◆ Task instructions
The required lines are those that contain "icon"; pull them out of the data and copy them.

[Records from a collection]
——
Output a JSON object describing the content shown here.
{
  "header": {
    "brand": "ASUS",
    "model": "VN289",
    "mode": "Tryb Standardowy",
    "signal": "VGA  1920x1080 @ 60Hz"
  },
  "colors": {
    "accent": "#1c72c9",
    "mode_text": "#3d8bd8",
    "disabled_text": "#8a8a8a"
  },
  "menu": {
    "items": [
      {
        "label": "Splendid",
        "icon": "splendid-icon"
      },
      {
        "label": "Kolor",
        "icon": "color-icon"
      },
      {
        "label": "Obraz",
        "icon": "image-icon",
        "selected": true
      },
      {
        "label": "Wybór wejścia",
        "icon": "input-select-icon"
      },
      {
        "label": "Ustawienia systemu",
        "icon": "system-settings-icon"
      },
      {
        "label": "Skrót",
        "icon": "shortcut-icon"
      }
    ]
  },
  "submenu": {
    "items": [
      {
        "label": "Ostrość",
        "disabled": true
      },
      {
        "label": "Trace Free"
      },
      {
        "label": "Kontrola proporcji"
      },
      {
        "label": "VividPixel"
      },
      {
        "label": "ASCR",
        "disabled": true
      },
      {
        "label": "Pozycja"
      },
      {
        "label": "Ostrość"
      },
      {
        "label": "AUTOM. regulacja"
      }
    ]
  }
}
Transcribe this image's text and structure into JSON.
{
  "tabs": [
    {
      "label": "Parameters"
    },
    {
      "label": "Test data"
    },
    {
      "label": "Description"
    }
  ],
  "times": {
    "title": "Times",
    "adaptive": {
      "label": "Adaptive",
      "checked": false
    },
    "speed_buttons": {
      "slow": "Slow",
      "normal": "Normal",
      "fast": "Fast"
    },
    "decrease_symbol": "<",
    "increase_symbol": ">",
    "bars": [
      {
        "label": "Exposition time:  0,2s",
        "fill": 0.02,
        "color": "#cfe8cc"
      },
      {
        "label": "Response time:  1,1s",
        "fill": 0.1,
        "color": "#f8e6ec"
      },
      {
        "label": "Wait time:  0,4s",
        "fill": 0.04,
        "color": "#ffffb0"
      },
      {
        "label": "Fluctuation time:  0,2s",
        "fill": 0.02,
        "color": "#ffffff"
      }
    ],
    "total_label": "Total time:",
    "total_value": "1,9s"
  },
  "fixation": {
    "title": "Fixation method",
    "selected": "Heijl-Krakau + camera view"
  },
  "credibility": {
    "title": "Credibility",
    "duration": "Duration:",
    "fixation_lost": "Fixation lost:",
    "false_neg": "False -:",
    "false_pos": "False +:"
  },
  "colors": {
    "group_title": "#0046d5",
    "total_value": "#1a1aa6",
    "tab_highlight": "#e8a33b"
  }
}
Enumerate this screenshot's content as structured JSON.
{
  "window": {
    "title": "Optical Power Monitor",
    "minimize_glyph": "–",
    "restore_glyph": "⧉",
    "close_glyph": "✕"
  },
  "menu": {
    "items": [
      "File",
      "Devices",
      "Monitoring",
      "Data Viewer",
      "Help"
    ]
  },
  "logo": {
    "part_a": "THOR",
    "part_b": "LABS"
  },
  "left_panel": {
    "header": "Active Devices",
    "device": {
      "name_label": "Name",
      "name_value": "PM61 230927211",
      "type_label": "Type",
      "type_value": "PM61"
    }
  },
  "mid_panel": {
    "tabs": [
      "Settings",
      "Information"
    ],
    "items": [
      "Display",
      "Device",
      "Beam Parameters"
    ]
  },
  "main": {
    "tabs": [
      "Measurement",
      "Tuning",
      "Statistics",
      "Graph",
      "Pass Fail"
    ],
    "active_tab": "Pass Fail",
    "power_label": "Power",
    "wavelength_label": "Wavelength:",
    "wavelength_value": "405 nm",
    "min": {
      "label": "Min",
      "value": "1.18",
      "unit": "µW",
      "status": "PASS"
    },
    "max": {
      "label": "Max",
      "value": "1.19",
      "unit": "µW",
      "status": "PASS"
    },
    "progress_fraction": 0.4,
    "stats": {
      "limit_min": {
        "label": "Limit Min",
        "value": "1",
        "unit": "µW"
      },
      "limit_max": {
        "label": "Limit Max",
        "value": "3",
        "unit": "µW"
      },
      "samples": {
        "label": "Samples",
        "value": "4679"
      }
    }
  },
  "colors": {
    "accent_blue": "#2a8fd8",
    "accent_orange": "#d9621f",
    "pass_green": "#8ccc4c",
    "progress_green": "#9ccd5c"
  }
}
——
◆ Solution for this exercise
        "icon": "splendid-icon"
        "icon": "color-icon"
        "icon": "image-icon",
        "icon": "input-select-icon"
        "icon": "system-settings-icon"
        "icon": "shortcut-icon"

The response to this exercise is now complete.